◆ ABOUT THIS EXERCISE ◆
All records that follow are to be copied exactly, with images omitted.

◆ MATERIAL SUPPLIED ◆
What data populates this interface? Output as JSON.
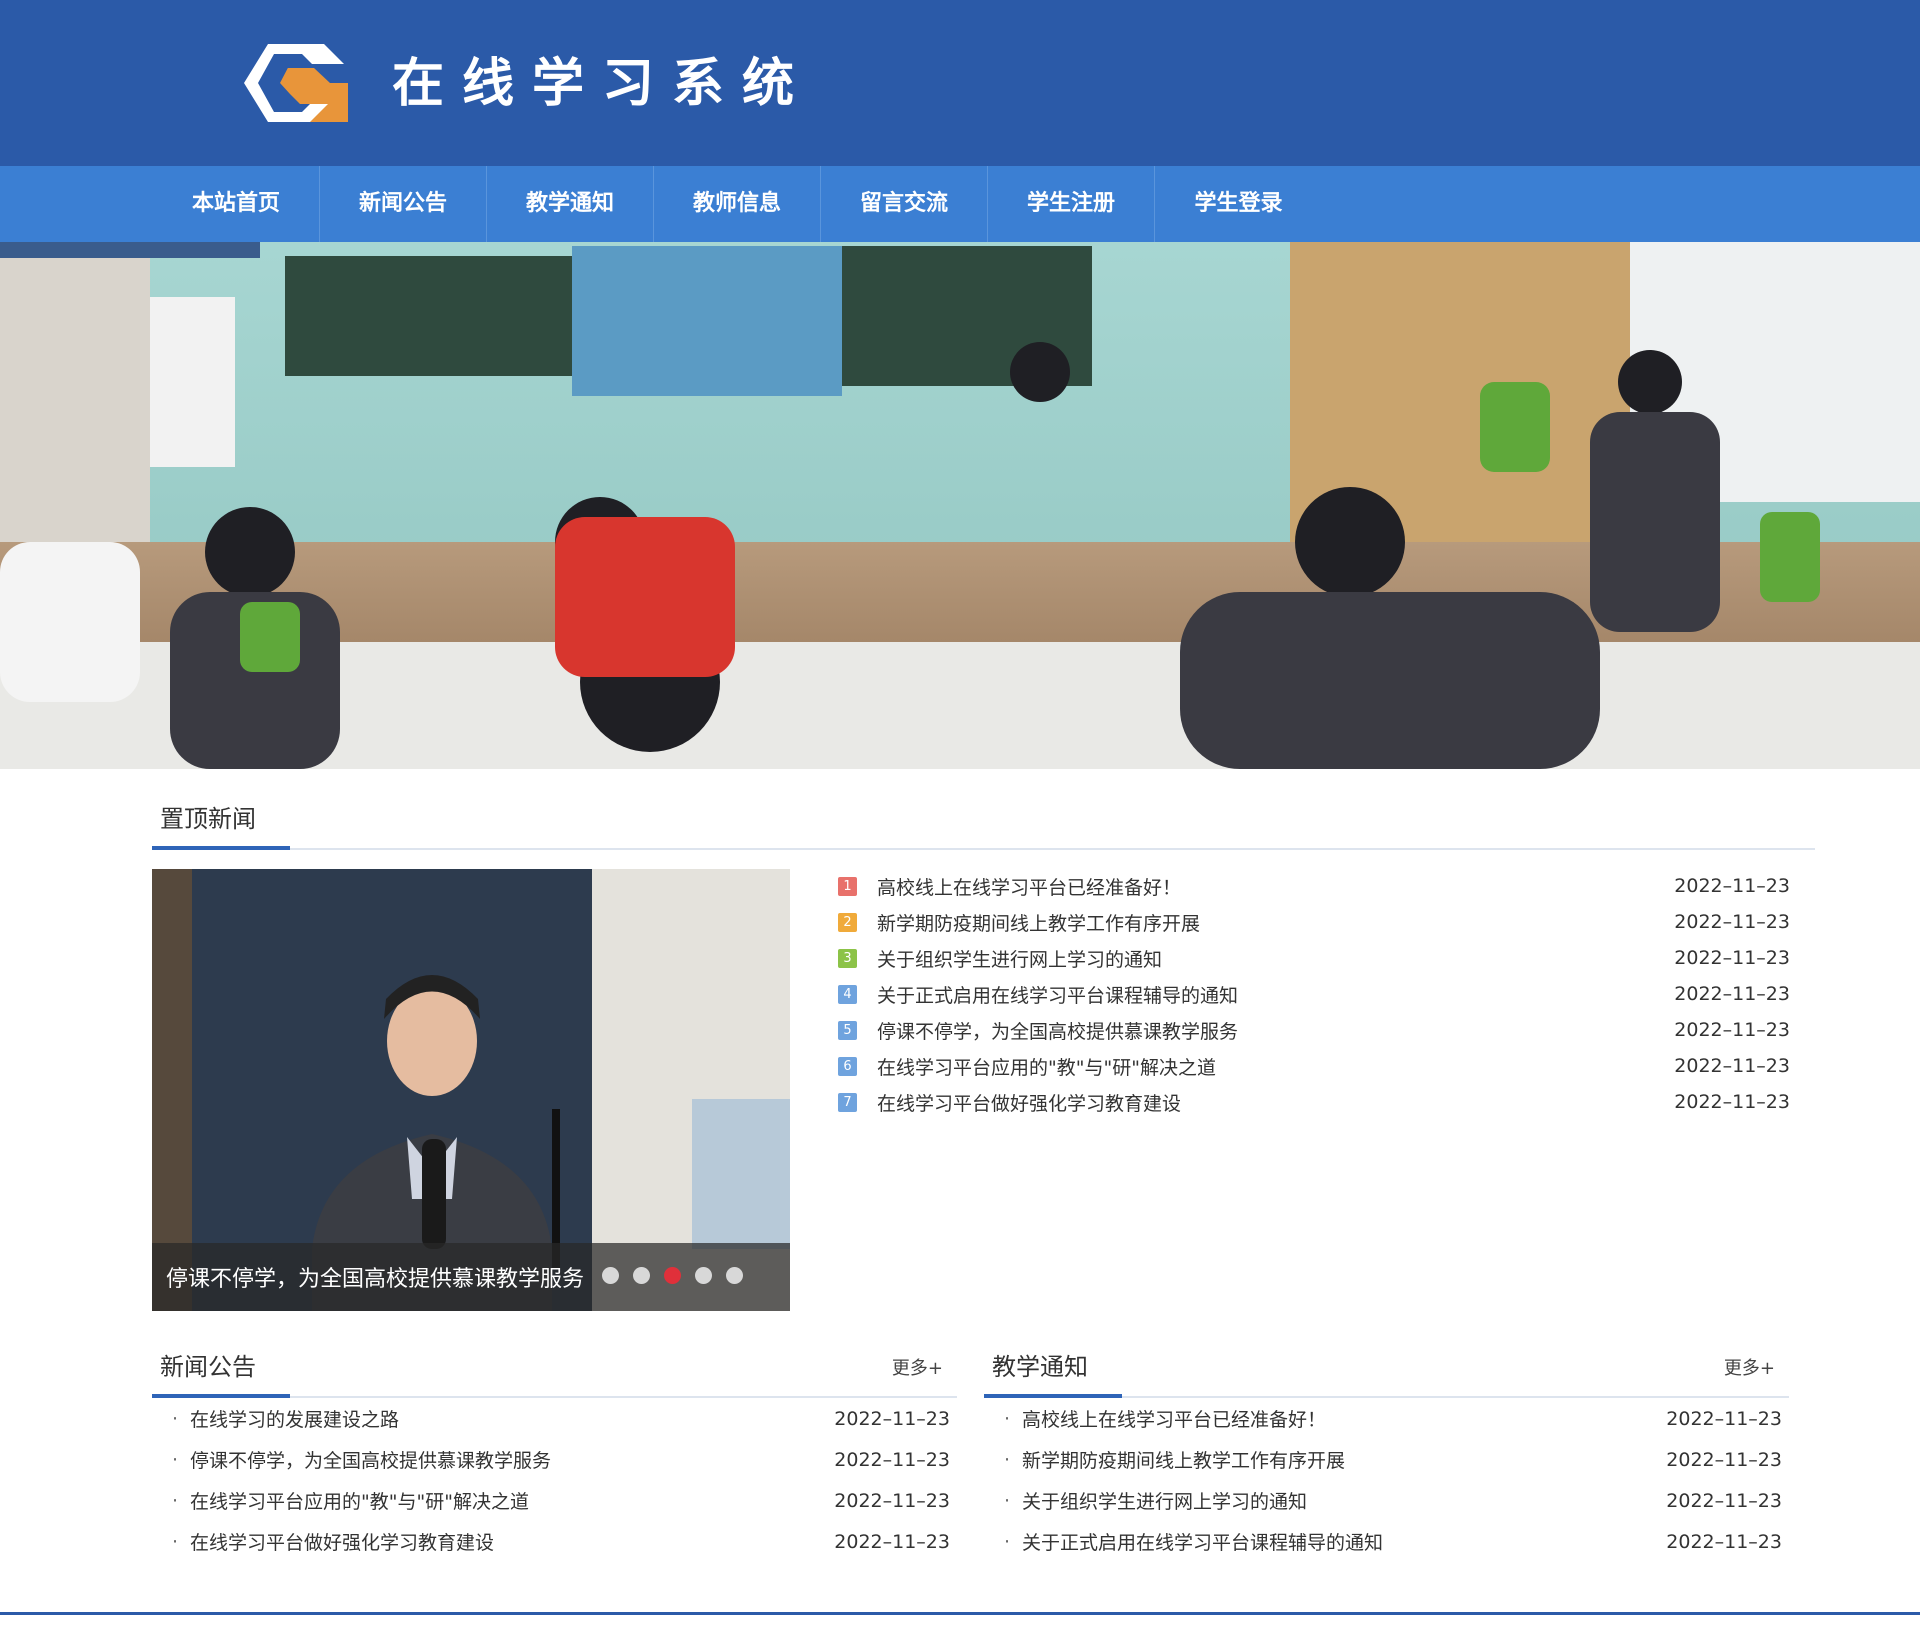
{
  "header": {
    "title": "在线学习系统",
    "logo_icon": "hexagon-g-logo-icon"
  },
  "nav": {
    "items": [
      "本站首页",
      "新闻公告",
      "教学通知",
      "教师信息",
      "留言交流",
      "学生注册",
      "学生登录"
    ]
  },
  "colors": {
    "header_bg": "#2b5aa8",
    "nav_bg": "#3b7fd3",
    "accent": "#2e64b8",
    "active_dot": "#e0303a"
  },
  "top_news": {
    "title": "置顶新闻",
    "slider": {
      "caption": "停课不停学，为全国高校提供慕课教学服务",
      "dot_count": 5,
      "active_dot": 3
    },
    "items": [
      {
        "num": "1",
        "title": "高校线上在线学习平台已经准备好！",
        "date": "2022–11–23",
        "color": "#e8716b"
      },
      {
        "num": "2",
        "title": "新学期防疫期间线上教学工作有序开展",
        "date": "2022–11–23",
        "color": "#f0aa3a"
      },
      {
        "num": "3",
        "title": "关于组织学生进行网上学习的通知",
        "date": "2022–11–23",
        "color": "#8cc348"
      },
      {
        "num": "4",
        "title": "关于正式启用在线学习平台课程辅导的通知",
        "date": "2022–11–23",
        "color": "#6fa3de"
      },
      {
        "num": "5",
        "title": "停课不停学，为全国高校提供慕课教学服务",
        "date": "2022–11–23",
        "color": "#6fa3de"
      },
      {
        "num": "6",
        "title": "在线学习平台应用的\"教\"与\"研\"解决之道",
        "date": "2022–11–23",
        "color": "#6fa3de"
      },
      {
        "num": "7",
        "title": "在线学习平台做好强化学习教育建设",
        "date": "2022–11–23",
        "color": "#6fa3de"
      }
    ]
  },
  "news": {
    "title": "新闻公告",
    "more": "更多+",
    "items": [
      {
        "title": "在线学习的发展建设之路",
        "date": "2022–11–23"
      },
      {
        "title": "停课不停学，为全国高校提供慕课教学服务",
        "date": "2022–11–23"
      },
      {
        "title": "在线学习平台应用的\"教\"与\"研\"解决之道",
        "date": "2022–11–23"
      },
      {
        "title": "在线学习平台做好强化学习教育建设",
        "date": "2022–11–23"
      }
    ]
  },
  "notice": {
    "title": "教学通知",
    "more": "更多+",
    "items": [
      {
        "title": "高校线上在线学习平台已经准备好！",
        "date": "2022–11–23"
      },
      {
        "title": "新学期防疫期间线上教学工作有序开展",
        "date": "2022–11–23"
      },
      {
        "title": "关于组织学生进行网上学习的通知",
        "date": "2022–11–23"
      },
      {
        "title": "关于正式启用在线学习平台课程辅导的通知",
        "date": "2022–11–23"
      }
    ]
  }
}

◆ PROBLEM SOLUTION ◆
What data populates this interface? Output as JSON.
{
  "header": {
    "title": "在线学习系统",
    "logo_icon": "hexagon-g-logo-icon"
  },
  "nav": {
    "items": [
      "本站首页",
      "新闻公告",
      "教学通知",
      "教师信息",
      "留言交流",
      "学生注册",
      "学生登录"
    ]
  },
  "colors": {
    "header_bg": "#2b5aa8",
    "nav_bg": "#3b7fd3",
    "accent": "#2e64b8",
    "active_dot": "#e0303a"
  },
  "top_news": {
    "title": "置顶新闻",
    "slider": {
      "caption": "停课不停学，为全国高校提供慕课教学服务",
      "dot_count": 5,
      "active_dot": 3
    },
    "items": [
      {
        "num": "1",
        "title": "高校线上在线学习平台已经准备好！",
        "date": "2022–11–23",
        "color": "#e8716b"
      },
      {
        "num": "2",
        "title": "新学期防疫期间线上教学工作有序开展",
        "date": "2022–11–23",
        "color": "#f0aa3a"
      },
      {
        "num": "3",
        "title": "关于组织学生进行网上学习的通知",
        "date": "2022–11–23",
        "color": "#8cc348"
      },
      {
        "num": "4",
        "title": "关于正式启用在线学习平台课程辅导的通知",
        "date": "2022–11–23",
        "color": "#6fa3de"
      },
      {
        "num": "5",
        "title": "停课不停学，为全国高校提供慕课教学服务",
        "date": "2022–11–23",
        "color": "#6fa3de"
      },
      {
        "num": "6",
        "title": "在线学习平台应用的\"教\"与\"研\"解决之道",
        "date": "2022–11–23",
        "color": "#6fa3de"
      },
      {
        "num": "7",
        "title": "在线学习平台做好强化学习教育建设",
        "date": "2022–11–23",
        "color": "#6fa3de"
      }
    ]
  },
  "news": {
    "title": "新闻公告",
    "more": "更多+",
    "items": [
      {
        "title": "在线学习的发展建设之路",
        "date": "2022–11–23"
      },
      {
        "title": "停课不停学，为全国高校提供慕课教学服务",
        "date": "2022–11–23"
      },
      {
        "title": "在线学习平台应用的\"教\"与\"研\"解决之道",
        "date": "2022–11–23"
      },
      {
        "title": "在线学习平台做好强化学习教育建设",
        "date": "2022–11–23"
      }
    ]
  },
  "notice": {
    "title": "教学通知",
    "more": "更多+",
    "items": [
      {
        "title": "高校线上在线学习平台已经准备好！",
        "date": "2022–11–23"
      },
      {
        "title": "新学期防疫期间线上教学工作有序开展",
        "date": "2022–11–23"
      },
      {
        "title": "关于组织学生进行网上学习的通知",
        "date": "2022–11–23"
      },
      {
        "title": "关于正式启用在线学习平台课程辅导的通知",
        "date": "2022–11–23"
      }
    ]
  }
}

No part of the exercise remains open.